Exercise brief:
Each line of the records below that holds "screenshot" should be returned.

::::

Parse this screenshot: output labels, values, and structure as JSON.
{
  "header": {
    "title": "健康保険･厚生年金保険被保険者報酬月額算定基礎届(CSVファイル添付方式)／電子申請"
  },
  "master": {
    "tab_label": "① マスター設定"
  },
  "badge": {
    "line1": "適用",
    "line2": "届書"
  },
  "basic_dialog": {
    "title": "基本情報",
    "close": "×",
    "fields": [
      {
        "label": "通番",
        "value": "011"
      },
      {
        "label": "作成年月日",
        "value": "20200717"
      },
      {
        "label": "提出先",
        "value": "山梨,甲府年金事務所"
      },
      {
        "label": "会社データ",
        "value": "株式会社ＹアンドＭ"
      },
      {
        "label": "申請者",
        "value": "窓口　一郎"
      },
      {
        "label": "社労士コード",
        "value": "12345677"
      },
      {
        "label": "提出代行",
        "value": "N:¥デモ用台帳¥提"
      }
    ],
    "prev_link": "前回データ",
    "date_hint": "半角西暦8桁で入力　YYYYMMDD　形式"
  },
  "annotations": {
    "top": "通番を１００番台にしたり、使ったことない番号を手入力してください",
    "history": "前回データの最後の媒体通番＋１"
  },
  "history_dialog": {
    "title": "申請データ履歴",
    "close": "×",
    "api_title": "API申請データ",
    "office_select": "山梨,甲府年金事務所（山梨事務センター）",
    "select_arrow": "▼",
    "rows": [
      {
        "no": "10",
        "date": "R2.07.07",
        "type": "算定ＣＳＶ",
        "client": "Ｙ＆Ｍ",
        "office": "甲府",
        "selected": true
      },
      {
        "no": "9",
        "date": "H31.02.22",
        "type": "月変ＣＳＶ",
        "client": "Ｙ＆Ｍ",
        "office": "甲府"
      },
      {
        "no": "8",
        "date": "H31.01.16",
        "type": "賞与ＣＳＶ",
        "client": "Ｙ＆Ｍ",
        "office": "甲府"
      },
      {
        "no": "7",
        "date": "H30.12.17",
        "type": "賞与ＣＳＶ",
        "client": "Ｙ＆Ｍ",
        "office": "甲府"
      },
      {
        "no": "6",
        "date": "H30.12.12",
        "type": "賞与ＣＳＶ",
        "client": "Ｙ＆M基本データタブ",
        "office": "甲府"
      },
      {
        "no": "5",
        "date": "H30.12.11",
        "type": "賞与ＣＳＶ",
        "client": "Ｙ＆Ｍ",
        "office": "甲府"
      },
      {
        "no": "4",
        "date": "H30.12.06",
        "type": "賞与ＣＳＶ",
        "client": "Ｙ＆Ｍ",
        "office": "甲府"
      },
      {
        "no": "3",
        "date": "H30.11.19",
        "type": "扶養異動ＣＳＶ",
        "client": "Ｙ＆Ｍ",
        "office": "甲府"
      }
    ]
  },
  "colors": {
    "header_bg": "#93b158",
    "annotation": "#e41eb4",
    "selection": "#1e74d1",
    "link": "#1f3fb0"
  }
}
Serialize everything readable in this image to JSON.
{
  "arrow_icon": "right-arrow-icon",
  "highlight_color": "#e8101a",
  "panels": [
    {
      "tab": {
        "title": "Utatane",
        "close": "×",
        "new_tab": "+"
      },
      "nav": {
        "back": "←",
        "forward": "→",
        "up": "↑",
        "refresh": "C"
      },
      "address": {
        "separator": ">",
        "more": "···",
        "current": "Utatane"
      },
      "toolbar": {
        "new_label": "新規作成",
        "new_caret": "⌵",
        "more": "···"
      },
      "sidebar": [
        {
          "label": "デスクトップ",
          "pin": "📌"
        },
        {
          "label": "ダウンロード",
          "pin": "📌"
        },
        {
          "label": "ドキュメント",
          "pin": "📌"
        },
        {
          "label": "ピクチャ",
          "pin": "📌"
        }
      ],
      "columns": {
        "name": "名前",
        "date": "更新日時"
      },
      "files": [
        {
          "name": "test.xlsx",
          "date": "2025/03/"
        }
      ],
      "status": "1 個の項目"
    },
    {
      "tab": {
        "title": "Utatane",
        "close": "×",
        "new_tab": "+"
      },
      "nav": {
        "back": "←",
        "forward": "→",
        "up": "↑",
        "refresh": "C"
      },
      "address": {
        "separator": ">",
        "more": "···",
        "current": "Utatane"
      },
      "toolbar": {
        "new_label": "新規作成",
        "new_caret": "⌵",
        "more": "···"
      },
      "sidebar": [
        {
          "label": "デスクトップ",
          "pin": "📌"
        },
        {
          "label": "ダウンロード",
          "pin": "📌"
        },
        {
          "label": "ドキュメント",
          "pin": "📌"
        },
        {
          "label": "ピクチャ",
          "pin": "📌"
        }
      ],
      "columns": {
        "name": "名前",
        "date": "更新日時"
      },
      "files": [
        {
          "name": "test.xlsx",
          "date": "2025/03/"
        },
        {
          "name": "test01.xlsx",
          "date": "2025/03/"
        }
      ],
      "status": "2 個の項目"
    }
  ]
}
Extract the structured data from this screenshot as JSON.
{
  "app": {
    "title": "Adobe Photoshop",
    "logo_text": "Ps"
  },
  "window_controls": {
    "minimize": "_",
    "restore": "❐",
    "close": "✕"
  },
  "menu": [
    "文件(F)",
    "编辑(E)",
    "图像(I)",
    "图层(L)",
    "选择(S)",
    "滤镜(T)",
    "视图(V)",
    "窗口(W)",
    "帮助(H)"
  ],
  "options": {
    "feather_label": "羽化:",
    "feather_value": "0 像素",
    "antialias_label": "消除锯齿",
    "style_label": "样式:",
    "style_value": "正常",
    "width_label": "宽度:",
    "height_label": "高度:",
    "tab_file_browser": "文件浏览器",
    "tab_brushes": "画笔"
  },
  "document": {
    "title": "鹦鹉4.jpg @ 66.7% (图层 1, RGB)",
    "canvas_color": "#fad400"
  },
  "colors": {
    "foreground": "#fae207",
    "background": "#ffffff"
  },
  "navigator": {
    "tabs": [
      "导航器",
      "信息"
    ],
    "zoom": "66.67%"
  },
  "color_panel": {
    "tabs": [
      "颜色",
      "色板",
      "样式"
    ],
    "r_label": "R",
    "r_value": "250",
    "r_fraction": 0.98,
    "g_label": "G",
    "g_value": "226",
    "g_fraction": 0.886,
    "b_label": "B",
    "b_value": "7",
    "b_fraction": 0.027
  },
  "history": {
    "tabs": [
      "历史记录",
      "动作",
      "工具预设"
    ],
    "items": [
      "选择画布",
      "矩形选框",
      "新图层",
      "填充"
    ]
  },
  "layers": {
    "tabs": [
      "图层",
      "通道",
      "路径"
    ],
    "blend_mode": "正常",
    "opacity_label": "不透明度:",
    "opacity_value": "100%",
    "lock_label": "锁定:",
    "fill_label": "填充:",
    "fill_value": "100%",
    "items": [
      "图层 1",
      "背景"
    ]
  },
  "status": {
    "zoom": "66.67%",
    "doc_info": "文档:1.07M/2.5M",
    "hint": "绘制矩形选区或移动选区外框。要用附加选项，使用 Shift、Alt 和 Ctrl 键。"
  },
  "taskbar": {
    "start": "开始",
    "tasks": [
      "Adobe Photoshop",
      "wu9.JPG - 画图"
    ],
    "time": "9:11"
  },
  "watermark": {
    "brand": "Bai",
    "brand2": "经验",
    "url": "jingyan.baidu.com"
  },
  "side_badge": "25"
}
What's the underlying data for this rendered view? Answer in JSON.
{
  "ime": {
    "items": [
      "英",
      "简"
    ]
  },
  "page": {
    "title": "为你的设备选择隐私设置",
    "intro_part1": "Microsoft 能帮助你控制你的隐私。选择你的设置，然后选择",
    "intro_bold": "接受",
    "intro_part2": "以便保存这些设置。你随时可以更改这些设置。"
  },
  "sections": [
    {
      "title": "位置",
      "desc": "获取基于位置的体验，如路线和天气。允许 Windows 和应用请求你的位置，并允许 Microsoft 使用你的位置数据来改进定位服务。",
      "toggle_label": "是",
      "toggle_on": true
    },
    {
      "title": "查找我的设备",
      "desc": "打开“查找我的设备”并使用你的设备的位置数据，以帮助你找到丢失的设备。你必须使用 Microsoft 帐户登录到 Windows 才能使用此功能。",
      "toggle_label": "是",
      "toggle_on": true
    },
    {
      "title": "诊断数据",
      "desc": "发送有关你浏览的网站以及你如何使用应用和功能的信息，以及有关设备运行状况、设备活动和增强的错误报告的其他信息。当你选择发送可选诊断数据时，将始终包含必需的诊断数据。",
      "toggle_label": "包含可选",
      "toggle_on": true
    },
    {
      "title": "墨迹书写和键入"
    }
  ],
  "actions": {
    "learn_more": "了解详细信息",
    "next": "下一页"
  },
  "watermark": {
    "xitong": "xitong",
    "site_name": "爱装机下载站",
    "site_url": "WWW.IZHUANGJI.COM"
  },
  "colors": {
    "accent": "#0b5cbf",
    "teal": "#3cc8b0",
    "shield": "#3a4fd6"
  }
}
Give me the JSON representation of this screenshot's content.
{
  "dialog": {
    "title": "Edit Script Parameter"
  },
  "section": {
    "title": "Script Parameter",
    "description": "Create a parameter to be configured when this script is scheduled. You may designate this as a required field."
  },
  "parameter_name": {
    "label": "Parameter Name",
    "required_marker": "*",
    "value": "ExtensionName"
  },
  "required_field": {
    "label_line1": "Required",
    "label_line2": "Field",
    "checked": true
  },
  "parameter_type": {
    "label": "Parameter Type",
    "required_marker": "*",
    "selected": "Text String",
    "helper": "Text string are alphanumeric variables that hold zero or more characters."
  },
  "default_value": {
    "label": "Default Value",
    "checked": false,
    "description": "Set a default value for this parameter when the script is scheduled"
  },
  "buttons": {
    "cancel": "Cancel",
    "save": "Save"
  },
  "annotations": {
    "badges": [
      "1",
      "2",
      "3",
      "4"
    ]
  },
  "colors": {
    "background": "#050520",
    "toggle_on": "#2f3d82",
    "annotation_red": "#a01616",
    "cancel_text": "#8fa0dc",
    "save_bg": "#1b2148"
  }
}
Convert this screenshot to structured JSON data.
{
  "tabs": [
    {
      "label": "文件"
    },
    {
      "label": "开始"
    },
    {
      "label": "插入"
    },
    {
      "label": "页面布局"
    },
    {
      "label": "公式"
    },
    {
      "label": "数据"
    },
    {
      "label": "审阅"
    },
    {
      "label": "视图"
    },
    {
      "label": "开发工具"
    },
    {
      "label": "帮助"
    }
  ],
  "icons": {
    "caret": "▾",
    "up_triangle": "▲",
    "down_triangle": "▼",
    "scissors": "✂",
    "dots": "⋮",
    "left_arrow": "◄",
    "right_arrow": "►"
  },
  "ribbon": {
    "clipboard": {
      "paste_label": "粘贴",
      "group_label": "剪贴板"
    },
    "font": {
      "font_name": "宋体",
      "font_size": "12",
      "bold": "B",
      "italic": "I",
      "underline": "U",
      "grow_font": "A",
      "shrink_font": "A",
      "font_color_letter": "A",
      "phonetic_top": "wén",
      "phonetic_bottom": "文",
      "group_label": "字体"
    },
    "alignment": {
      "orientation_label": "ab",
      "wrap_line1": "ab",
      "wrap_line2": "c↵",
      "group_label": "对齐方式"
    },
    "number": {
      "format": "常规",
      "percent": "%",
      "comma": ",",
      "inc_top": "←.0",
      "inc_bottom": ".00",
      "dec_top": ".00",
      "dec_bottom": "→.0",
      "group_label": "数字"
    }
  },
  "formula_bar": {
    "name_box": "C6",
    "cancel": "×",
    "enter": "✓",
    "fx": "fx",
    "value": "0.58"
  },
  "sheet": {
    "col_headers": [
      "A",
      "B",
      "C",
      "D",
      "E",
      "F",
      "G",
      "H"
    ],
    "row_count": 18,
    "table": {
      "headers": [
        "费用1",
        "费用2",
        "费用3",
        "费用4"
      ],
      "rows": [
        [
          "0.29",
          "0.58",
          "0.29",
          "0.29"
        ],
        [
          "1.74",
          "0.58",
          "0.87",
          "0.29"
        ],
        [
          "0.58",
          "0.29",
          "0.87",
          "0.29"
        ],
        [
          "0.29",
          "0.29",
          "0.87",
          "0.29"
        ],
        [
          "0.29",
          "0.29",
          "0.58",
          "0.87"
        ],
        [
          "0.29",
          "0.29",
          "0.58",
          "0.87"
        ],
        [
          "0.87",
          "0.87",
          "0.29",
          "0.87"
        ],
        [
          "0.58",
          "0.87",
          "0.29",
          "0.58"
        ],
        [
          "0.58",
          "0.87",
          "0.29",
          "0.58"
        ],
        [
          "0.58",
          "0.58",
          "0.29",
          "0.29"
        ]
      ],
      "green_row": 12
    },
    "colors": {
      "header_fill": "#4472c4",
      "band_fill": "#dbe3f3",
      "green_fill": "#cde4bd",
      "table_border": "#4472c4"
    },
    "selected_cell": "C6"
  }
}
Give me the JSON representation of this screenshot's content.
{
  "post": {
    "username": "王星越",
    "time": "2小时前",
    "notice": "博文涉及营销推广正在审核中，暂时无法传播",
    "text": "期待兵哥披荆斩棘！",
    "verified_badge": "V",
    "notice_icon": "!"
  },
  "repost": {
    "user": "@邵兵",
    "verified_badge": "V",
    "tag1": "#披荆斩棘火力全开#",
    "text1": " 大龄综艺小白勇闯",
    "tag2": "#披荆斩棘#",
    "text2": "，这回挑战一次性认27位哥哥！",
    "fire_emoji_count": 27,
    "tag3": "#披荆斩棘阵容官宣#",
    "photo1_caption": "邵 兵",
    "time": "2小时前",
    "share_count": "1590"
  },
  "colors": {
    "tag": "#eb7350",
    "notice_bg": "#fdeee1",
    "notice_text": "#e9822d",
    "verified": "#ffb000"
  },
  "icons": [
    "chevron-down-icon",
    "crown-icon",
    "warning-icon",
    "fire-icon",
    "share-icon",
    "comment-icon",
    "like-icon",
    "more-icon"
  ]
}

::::

Result:
Parse this screenshot: output labels, values, and structure as JSON.
Extract the structured data from this screenshot as JSON.
Give me the JSON representation of this screenshot's content.
Convert this screenshot to structured JSON data.
Give me the JSON representation of this screenshot's content.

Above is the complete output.